The previous post outlined the transcendent and the particular as two contrasting perspectives that we can take when interpreting a mythological symbol. Yet neither is necessarily a distinct perspective at all times. Often we discover a mix of both perspectives is needed. To illustrate this point, I’m going to use both these terms to interpret some very common symbols from global culture. The first of these will be a very familiar mythological symbol to many of us, that being the Christian Cross.
The Christian Cross.
In Christian religion the cross is a symbol that expresses many transcendent concepts. To begin with its a symbol of Christ’s sacrifice; its also a symbol of his resurrection, and in that sense it can be interpreted generally as a symbol of life after death. That can also be extended to include all Christians who believe they have an opportunity to gain life after death in heaven.
But the particular cross in the image above also offers a particular perspective: as a Celtic cross, more local or regional elements are apparent. In terms of decoration, we can see that this stone cross includes Celtic knotwork carved into its different panels. Also, in terms of its basic form its a standard Christian cross with an added circle. In terms of its metaphorical depth, we have a surface image that we understand as a religious symbol, beyond which there is a mid ground containing those aspects pertaining to the Celtic nations and the peculiarities of Christian culture. We then have a deeper perspective that transcends not only the prior layers of meaning but also, apparently, the symbol’s own limits.
These interpretations are all ultimately dependent upon our own positions as observers. If we refocus on the particular perspective, we can easily see how those regional features could also in turn reveal transcendent perspectives within themselves. For example, Celtic knotwork can be more than just decoration, symbolising concepts such as the weave of time and manifest creation. The adapted form of the cross could even have significance. The circle and cross is a symbol used in many cultures across the world often to represent physical space, the circle of the metaphorical horizon dissected by the cardinal directions. It is sometimes used to symbolise how people can orientate themselves within an abstract space, an idea that is at the heart of the Welsh Eisteddfod tradition of chairing the bard. In general terms, that orientation provided by the cardinal directions focusses in on a still centre, giving this symbol a connotation of transcendence, representing that point which goes beyond manifest time and space. In terms of the historic Celts themselves, we know that the dissected circle or wheel was an important religious symbol for them, often interpreted by modern scholars as a sun symbol. The Celtic cross as we find it today can be viewed as a symbol expressing all of these perspectives of course, showing how one symbol can incorporate many different kinds of meanings.

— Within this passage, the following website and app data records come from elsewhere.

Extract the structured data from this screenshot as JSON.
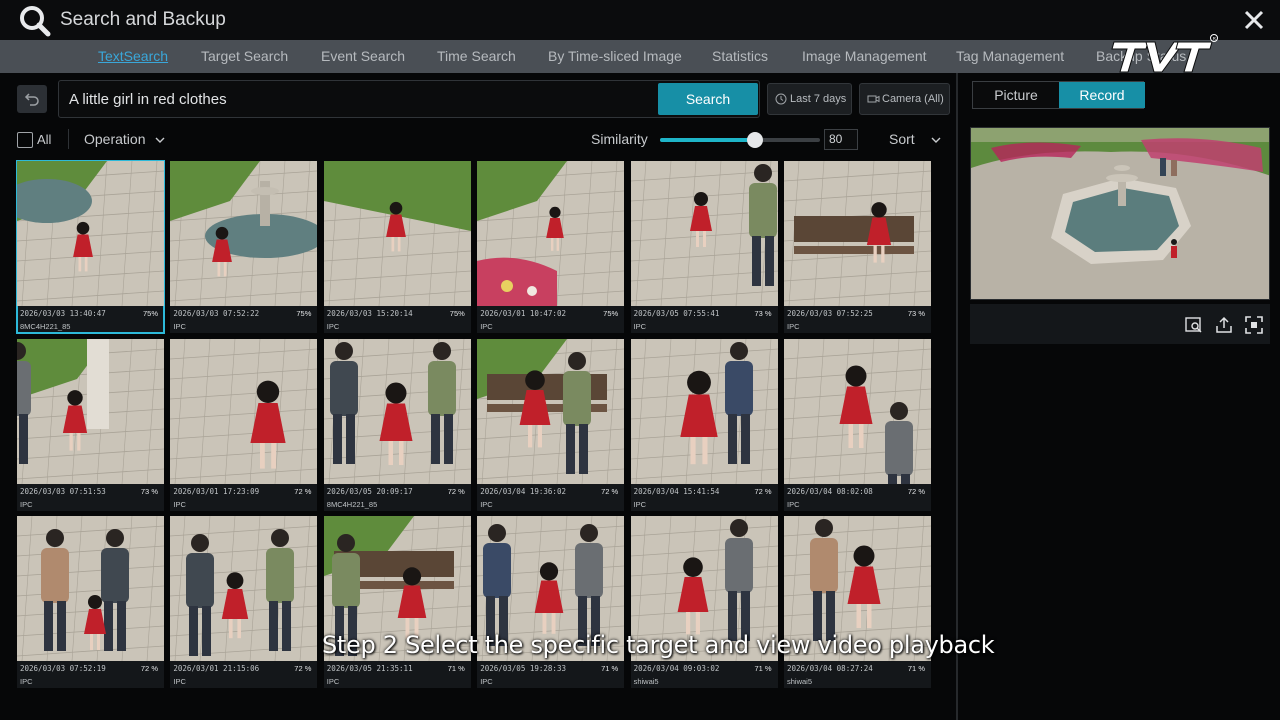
{
  "window": {
    "title": "Search and Backup",
    "brand": "TVT"
  },
  "tabs": [
    {
      "label": "TextSearch",
      "active": true
    },
    {
      "label": "Target Search"
    },
    {
      "label": "Event Search"
    },
    {
      "label": "Time Search"
    },
    {
      "label": "By Time-sliced Image"
    },
    {
      "label": "Statistics"
    },
    {
      "label": "Image Management"
    },
    {
      "label": "Tag Management"
    },
    {
      "label": "Backup Status"
    }
  ],
  "search": {
    "query": "A little girl in red clothes",
    "button_label": "Search",
    "time_filter": "Last 7 days",
    "camera_filter": "Camera (All)"
  },
  "toolbar": {
    "select_all_label": "All",
    "operation_label": "Operation",
    "similarity_label": "Similarity",
    "similarity_value": 80,
    "similarity_max": 100,
    "sort_label": "Sort"
  },
  "results": [
    {
      "time": "2026/03/03 13:40:47",
      "score": "75%",
      "camera": "8MC4H221_85",
      "selected": true,
      "scene": "fountain-close"
    },
    {
      "time": "2026/03/03 07:52:22",
      "score": "75%",
      "camera": "IPC",
      "scene": "fountain"
    },
    {
      "time": "2026/03/03 15:20:14",
      "score": "75%",
      "camera": "IPC",
      "scene": "lawn-path"
    },
    {
      "time": "2026/03/01 10:47:02",
      "score": "75%",
      "camera": "IPC",
      "scene": "flowers"
    },
    {
      "time": "2026/03/05 07:55:41",
      "score": "73 %",
      "camera": "IPC",
      "scene": "plaza"
    },
    {
      "time": "2026/03/03 07:52:25",
      "score": "73 %",
      "camera": "IPC",
      "scene": "bench-girl"
    },
    {
      "time": "2026/03/03 07:51:53",
      "score": "73 %",
      "camera": "IPC",
      "scene": "statue"
    },
    {
      "time": "2026/03/01 17:23:09",
      "score": "72 %",
      "camera": "IPC",
      "scene": "walk-red"
    },
    {
      "time": "2026/03/05 20:09:17",
      "score": "72 %",
      "camera": "8MC4H221_85",
      "scene": "family-walk"
    },
    {
      "time": "2026/03/04 19:36:02",
      "score": "72 %",
      "camera": "IPC",
      "scene": "bench-mom"
    },
    {
      "time": "2026/03/04 15:41:54",
      "score": "72 %",
      "camera": "IPC",
      "scene": "dad-walk"
    },
    {
      "time": "2026/03/04 08:02:08",
      "score": "72 %",
      "camera": "IPC",
      "scene": "crouch"
    },
    {
      "time": "2026/03/03 07:52:19",
      "score": "72 %",
      "camera": "IPC",
      "scene": "family3"
    },
    {
      "time": "2026/03/01 21:15:06",
      "score": "72 %",
      "camera": "IPC",
      "scene": "family4"
    },
    {
      "time": "2026/03/05 21:35:11",
      "score": "71 %",
      "camera": "IPC",
      "scene": "bench-sit"
    },
    {
      "time": "2026/03/05 19:28:33",
      "score": "71 %",
      "camera": "IPC",
      "scene": "family5"
    },
    {
      "time": "2026/03/04 09:03:02",
      "score": "71 %",
      "camera": "shiwai5",
      "scene": "family6"
    },
    {
      "time": "2026/03/04 08:27:24",
      "score": "71 %",
      "camera": "shiwai5",
      "scene": "family7"
    }
  ],
  "preview": {
    "tabs": [
      {
        "label": "Picture",
        "active": false
      },
      {
        "label": "Record",
        "active": true
      }
    ]
  },
  "caption": "Step 2 Select the specific target and view video playback",
  "colors": {
    "accent": "#178fa6",
    "active_tab": "#3aa7d9",
    "selection": "#2db9d9",
    "dress_red": "#c0202a"
  }
}
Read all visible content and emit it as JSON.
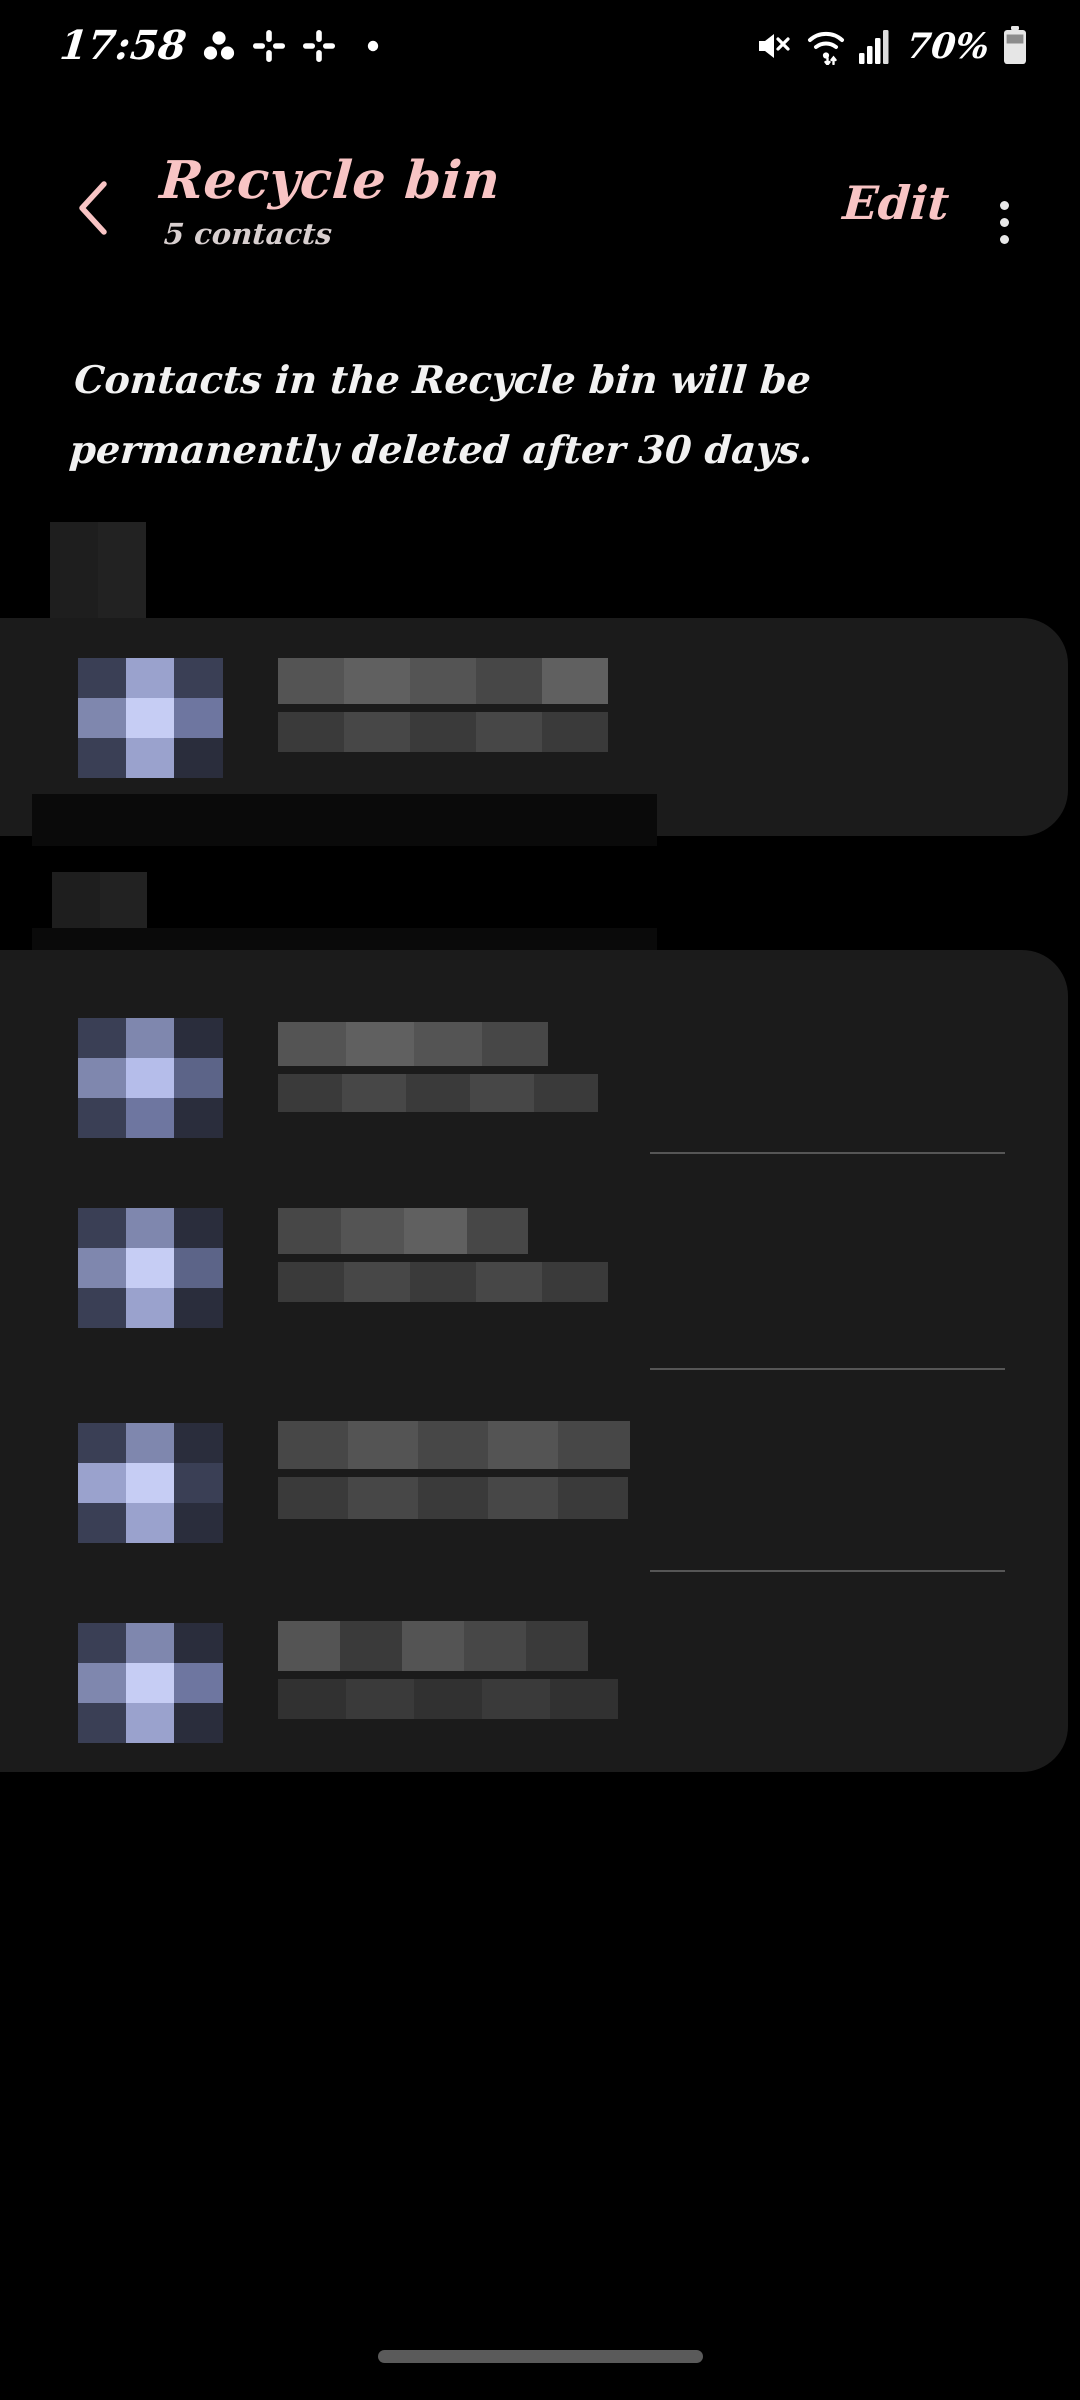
{
  "status_bar": {
    "time": "17:58",
    "battery_percent": "70%",
    "left_icons": [
      "app-dots-icon",
      "slack-icon",
      "slack-icon",
      "small-dot-icon"
    ],
    "right_icons": [
      "mute-icon",
      "wifi-icon",
      "signal-bars-icon",
      "battery-icon"
    ]
  },
  "header": {
    "back_icon": "chevron-left-icon",
    "title": "Recycle bin",
    "subtitle": "5 contacts",
    "edit_label": "Edit",
    "more_icon": "overflow-menu-icon",
    "accent_color": "#F8C4C4"
  },
  "description": {
    "text": "Contacts in the Recycle bin will be permanently deleted after 30 days."
  },
  "contact_list": {
    "redacted": true,
    "redaction_style": "mosaic-pixelation",
    "groups": [
      {
        "id": "group-1",
        "items": [
          {
            "id": "contact-1",
            "avatar": "redacted-avatar",
            "name": "redacted-name",
            "detail": "redacted-detail"
          }
        ]
      },
      {
        "id": "group-2",
        "items": [
          {
            "id": "contact-2",
            "avatar": "redacted-avatar",
            "name": "redacted-name",
            "detail": "redacted-detail"
          },
          {
            "id": "contact-3",
            "avatar": "redacted-avatar",
            "name": "redacted-name",
            "detail": "redacted-detail"
          },
          {
            "id": "contact-4",
            "avatar": "redacted-avatar",
            "name": "redacted-name",
            "detail": "redacted-detail"
          },
          {
            "id": "contact-5",
            "avatar": "redacted-avatar",
            "name": "redacted-name",
            "detail": "redacted-detail"
          }
        ]
      }
    ]
  },
  "nav_bar": {
    "home_indicator": "home-gesture-bar"
  },
  "colors": {
    "background": "#000000",
    "card": "#1b1b1b",
    "accent_pink": "#F8C4C4",
    "text_primary": "#f2f2f2",
    "text_secondary": "#d8cfcf",
    "divider": "#565656"
  }
}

Some care needs to be taken with value judgments when using these two terms, when taking up transcendent or particular positions, because on occasion more particular aspects can easily be viewed in terms of their own deeper, transcendent qualities.
The T’ai Chi.
Traditionally used in China to represent Taoism and Taoist arts and philosophy, it is now as ubiquitous a symbol as the Christian cross. The T’ai Chi symbol itself is the central circle of the image, the revolving black and white opposites of yin and yang, which is why this is more commonly referred to as the yin/yang symbol. The surrounding lines, known as a bagua made up of trigrams, are those found in the I Ching, and symbolise the 8 different universal conditions that arise out of the dynamic interplay of yin and yang. This pair of polar opposites is described as female and male, yielding and giving, dark and light. This is clearly a transcendent perspective, expressing universal aspects of creation. Yin and Yang and their accompanying circle of trigrams describe the basic dynamic of the manifest universe as it arises out of Wuji, or the void, thereby becoming the Way, or the Tao of Taoism.
This transcendent symbol is often found in more particular settings. For example, many martial arts organisations incorporate the T’ai Chi into their own club logo, often accompanied by other images such as crossed swords or hands or fists. Just like the Celtic knotwork on the Celtic cross, we can easily view this decoration from a particular perspective, even though its a symbol clearly expressing universal, transcendent themes.
The Buddhist Mandala.
A Buddhist mandala is traditionally used as a focus during meditation, either during its ritual creation as in sand paintings, or as an image to contemplate and impress upon the memory. Mandalas often look like temple floor plans, with four gates in an outer wall, often a black circle symbolising the illusory world of our senses. Moving in toward the centre of the temple brings us closer to buddha nature.
Meditation is ultimately a practice towards enlightenment, and a mandala can symbolise many of the elements involved in that practice. We can easily see how this is the transcendent perspective on this symbol. In terms of its particular connotations, the smaller figures and some of the colours used are specific to particular regions.
The Christian Cross, the Taoist T’ai Chi and the Buddhist Mandala are all derived from the same basic form, and that in itself is a reflection of a basic structural understanding of human experience.